The strategically located Black Sea peninsula of Crimea was once part of Russia but has been part of Ukraine since 1954, though it had been granted substantial autonomy under the 1992 Ukrainian constitution. The pro-European, interim rulers in Kiev – who came to power last month after massive protests toppled Russian-allied President Viktor Yanukovich – have refused to accept the split, saying that it violated international law.
Following the death of a Ukrainian serviceman on Tuesday, authorities in Kiev issued an order authorizing Ukrainian forces in Crimea to shoot if necessary for self-defense.
The men who took over the base on Wednesday told Al Jazeera that they had decided to make their move in response to the self-defense order.
Hoping to avoid a confrontation, Ukrainian forces had stowed their guns elsewhere in the base when the men walked in. Many of the pro-Russian troops reportedly did not have bullets in their guns.
At a cabinet meeting in Kiev on Wednesday, acting Ukraine Prime Minister Arseniy Yatsenyuk asked First Vice Prime Minister Vitaliy Yarema and Defense Minister Ihor Tenyukh to fly to Crimea immediately to de-escalate the crisis there, and to try to prevent the conflict from turning into a military one. The officials immediately left for the airport.
Crimean Prime Minister Sergei Aksyonov responded on Wednesday by saying the officials would not be allowed to enter the region, Russian news agency Interfax reported.

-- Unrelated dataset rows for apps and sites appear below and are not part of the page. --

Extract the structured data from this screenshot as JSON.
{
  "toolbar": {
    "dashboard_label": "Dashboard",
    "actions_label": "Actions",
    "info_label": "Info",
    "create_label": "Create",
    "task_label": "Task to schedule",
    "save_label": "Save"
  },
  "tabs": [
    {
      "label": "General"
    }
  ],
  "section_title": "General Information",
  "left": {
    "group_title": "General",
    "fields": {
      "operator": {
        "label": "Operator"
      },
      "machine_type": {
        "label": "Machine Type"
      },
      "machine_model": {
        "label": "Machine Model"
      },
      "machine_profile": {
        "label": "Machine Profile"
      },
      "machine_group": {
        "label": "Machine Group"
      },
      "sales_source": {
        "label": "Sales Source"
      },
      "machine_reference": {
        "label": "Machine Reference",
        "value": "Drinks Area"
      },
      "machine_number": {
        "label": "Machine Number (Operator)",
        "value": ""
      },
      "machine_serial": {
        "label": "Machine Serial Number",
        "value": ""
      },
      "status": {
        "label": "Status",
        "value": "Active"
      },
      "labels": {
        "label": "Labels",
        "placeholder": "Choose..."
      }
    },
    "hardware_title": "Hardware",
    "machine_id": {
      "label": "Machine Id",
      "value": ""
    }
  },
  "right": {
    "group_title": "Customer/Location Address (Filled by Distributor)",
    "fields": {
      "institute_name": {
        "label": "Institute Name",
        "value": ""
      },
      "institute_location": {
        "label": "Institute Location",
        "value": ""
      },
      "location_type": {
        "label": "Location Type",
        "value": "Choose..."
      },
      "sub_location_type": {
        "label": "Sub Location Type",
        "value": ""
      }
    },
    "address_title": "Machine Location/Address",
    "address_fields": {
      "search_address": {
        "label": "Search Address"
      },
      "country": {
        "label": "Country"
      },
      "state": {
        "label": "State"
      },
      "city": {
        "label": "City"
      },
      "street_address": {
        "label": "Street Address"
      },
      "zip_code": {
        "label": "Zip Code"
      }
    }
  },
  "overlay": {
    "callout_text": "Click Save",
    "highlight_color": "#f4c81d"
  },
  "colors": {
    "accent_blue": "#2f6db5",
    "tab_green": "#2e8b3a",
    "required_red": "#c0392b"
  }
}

"They are not wanted in Crimea. Nobody will let them into Crimea — they will be sent back," Interfax quoted Aksyonov as saying.
Interfax later cited Ukrainian Welfare Minister Lyudmila Denisova as saying the officials had been denied entry to Crimea. She said an emergency session of the National Security and Defense Council will be held in response.
The Crimean authorities do not recognize the government in Ukraine, while the parliament in Kiev does not accept Crimea's referendum to join Russia as legal.
Also on Wednesday, United Nations Secretary-General Ban Ki-moon announced in a statement that he would travel to Russia and Ukraine this week to “encourage all parties to resolve the current crisis peacefully.”
Ban will meet with Putin and Russian Foreign Minister Sergei Lavrov in Moscow on Thursday before traveling to Kiev for talks with Ukraine’s interim leaders.